*** Recorded information

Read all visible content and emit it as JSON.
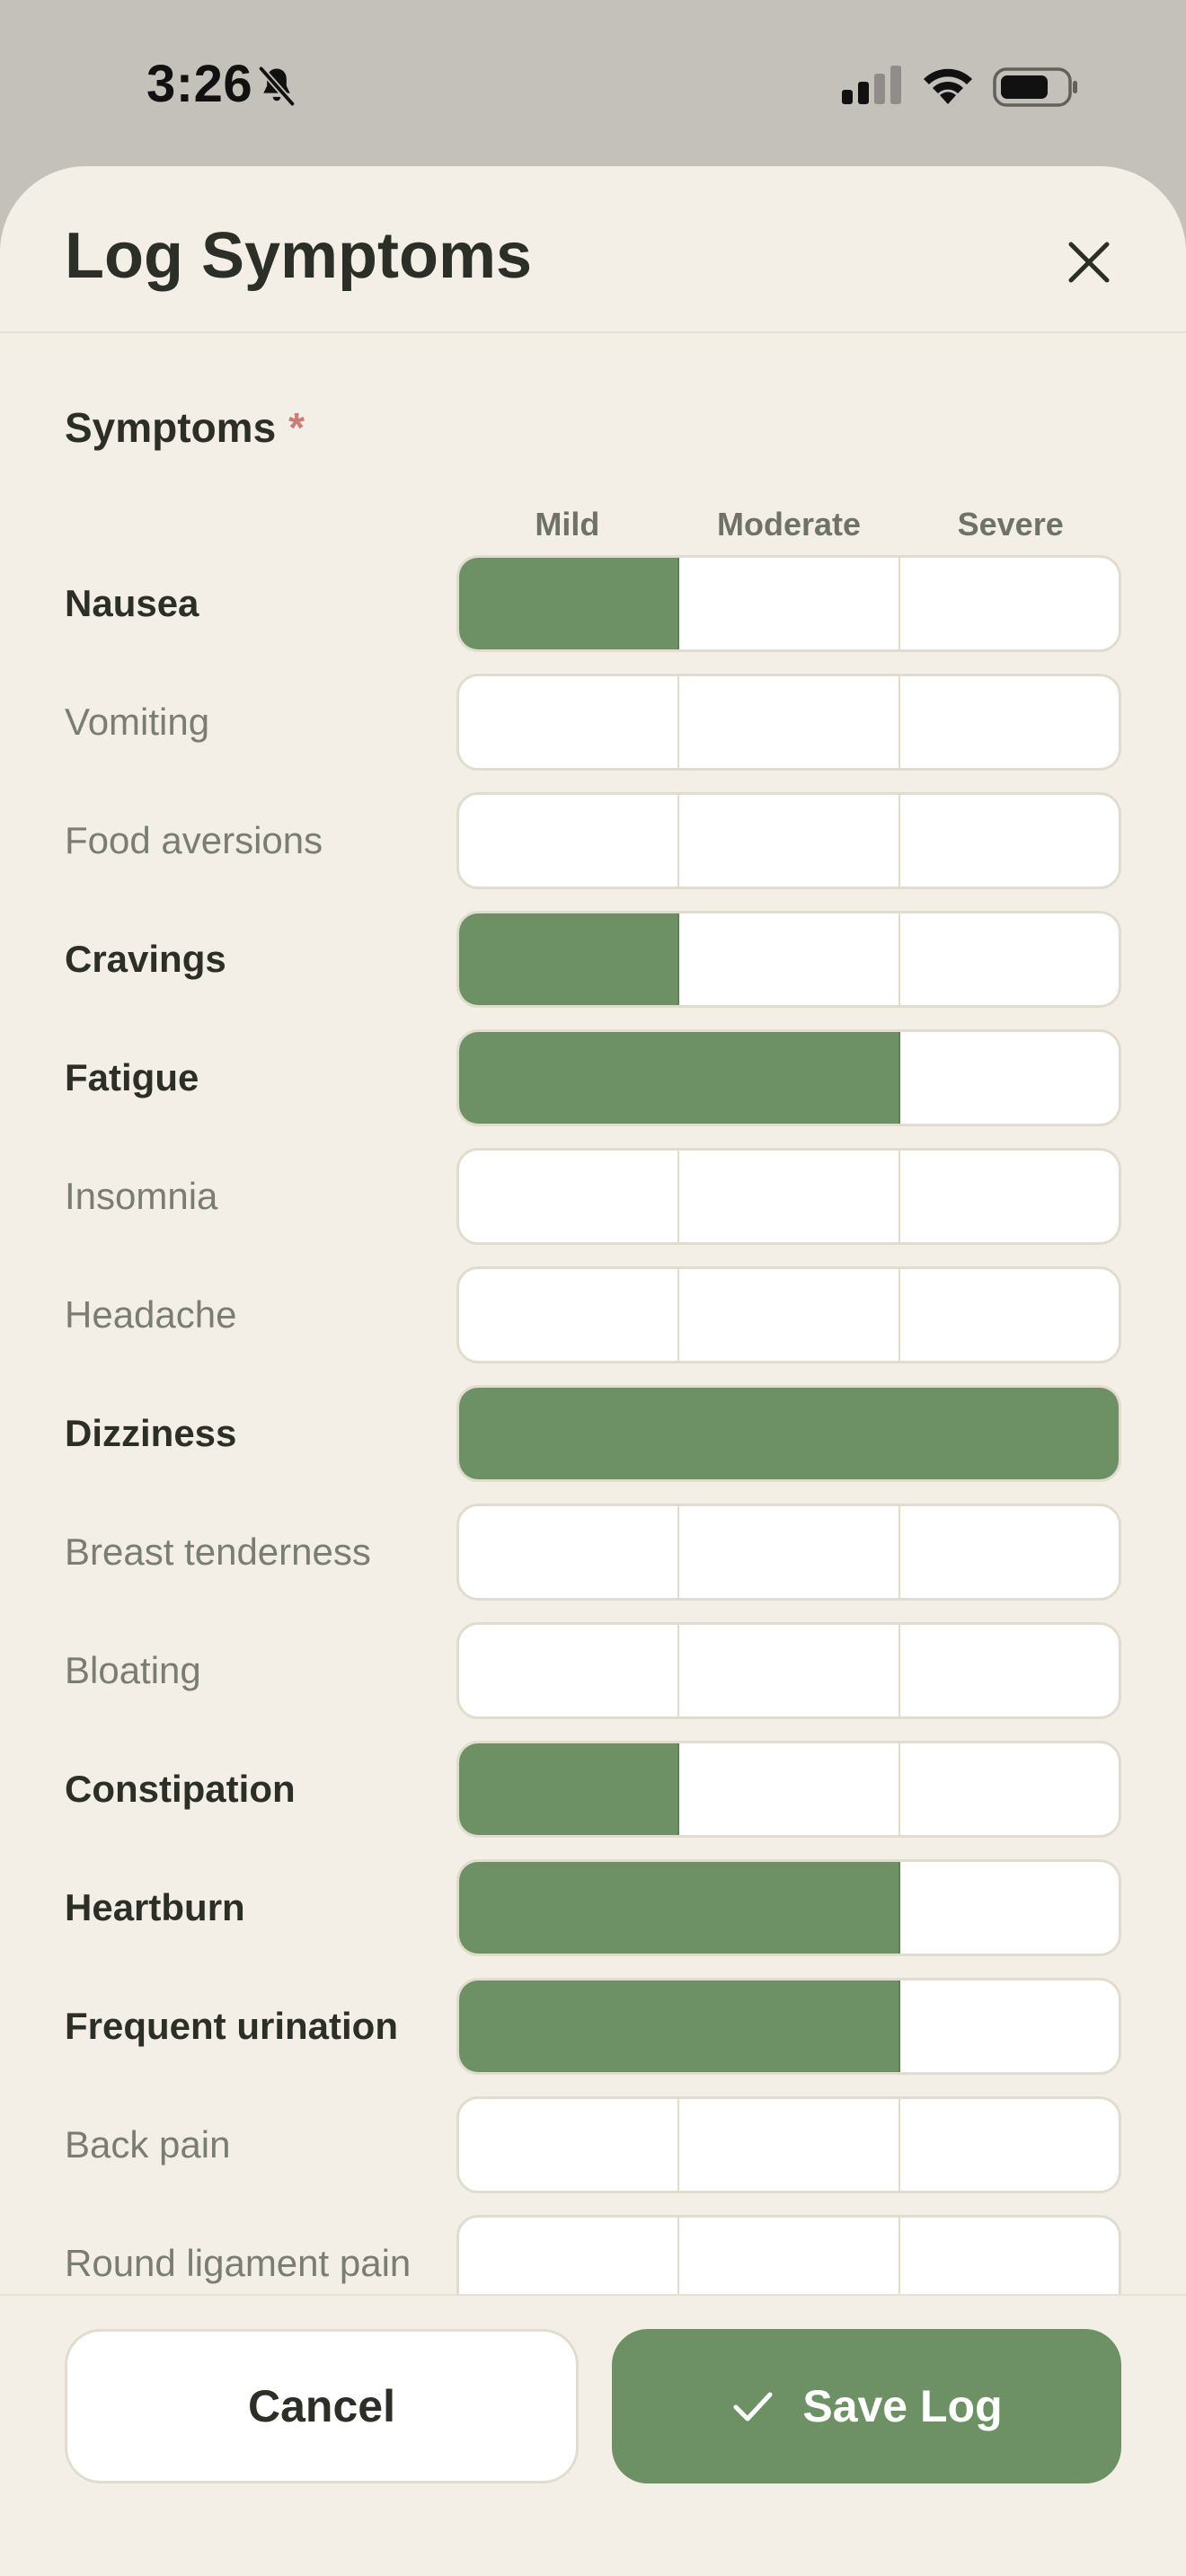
{
  "status_bar": {
    "time": "3:26",
    "icons": [
      "bell-slash-icon",
      "cellular-signal-icon",
      "wifi-icon",
      "battery-icon"
    ]
  },
  "sheet": {
    "title": "Log Symptoms",
    "close_icon": "close-icon"
  },
  "symptoms": {
    "label": "Symptoms",
    "required_marker": "*",
    "severity_levels": [
      "Mild",
      "Moderate",
      "Severe"
    ],
    "items": [
      {
        "name": "Nausea",
        "severity": 1
      },
      {
        "name": "Vomiting",
        "severity": 0
      },
      {
        "name": "Food aversions",
        "severity": 0
      },
      {
        "name": "Cravings",
        "severity": 1
      },
      {
        "name": "Fatigue",
        "severity": 2
      },
      {
        "name": "Insomnia",
        "severity": 0
      },
      {
        "name": "Headache",
        "severity": 0
      },
      {
        "name": "Dizziness",
        "severity": 3
      },
      {
        "name": "Breast tenderness",
        "severity": 0
      },
      {
        "name": "Bloating",
        "severity": 0
      },
      {
        "name": "Constipation",
        "severity": 1
      },
      {
        "name": "Heartburn",
        "severity": 2
      },
      {
        "name": "Frequent urination",
        "severity": 2
      },
      {
        "name": "Back pain",
        "severity": 0
      },
      {
        "name": "Round ligament pain",
        "severity": 0
      }
    ]
  },
  "footer": {
    "cancel_label": "Cancel",
    "save_label": "Save Log",
    "save_icon": "check-icon"
  },
  "colors": {
    "accent": "#6e9065",
    "background": "#f4efe6",
    "required": "#c97d78"
  }
}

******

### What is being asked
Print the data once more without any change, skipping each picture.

### Answer for this exercise
Read all visible content and emit it as JSON.
{
  "status_bar": {
    "time": "3:26",
    "icons": [
      "bell-slash-icon",
      "cellular-signal-icon",
      "wifi-icon",
      "battery-icon"
    ]
  },
  "sheet": {
    "title": "Log Symptoms",
    "close_icon": "close-icon"
  },
  "symptoms": {
    "label": "Symptoms",
    "required_marker": "*",
    "severity_levels": [
      "Mild",
      "Moderate",
      "Severe"
    ],
    "items": [
      {
        "name": "Nausea",
        "severity": 1
      },
      {
        "name": "Vomiting",
        "severity": 0
      },
      {
        "name": "Food aversions",
        "severity": 0
      },
      {
        "name": "Cravings",
        "severity": 1
      },
      {
        "name": "Fatigue",
        "severity": 2
      },
      {
        "name": "Insomnia",
        "severity": 0
      },
      {
        "name": "Headache",
        "severity": 0
      },
      {
        "name": "Dizziness",
        "severity": 3
      },
      {
        "name": "Breast tenderness",
        "severity": 0
      },
      {
        "name": "Bloating",
        "severity": 0
      },
      {
        "name": "Constipation",
        "severity": 1
      },
      {
        "name": "Heartburn",
        "severity": 2
      },
      {
        "name": "Frequent urination",
        "severity": 2
      },
      {
        "name": "Back pain",
        "severity": 0
      },
      {
        "name": "Round ligament pain",
        "severity": 0
      }
    ]
  },
  "footer": {
    "cancel_label": "Cancel",
    "save_label": "Save Log",
    "save_icon": "check-icon"
  },
  "colors": {
    "accent": "#6e9065",
    "background": "#f4efe6",
    "required": "#c97d78"
  }
}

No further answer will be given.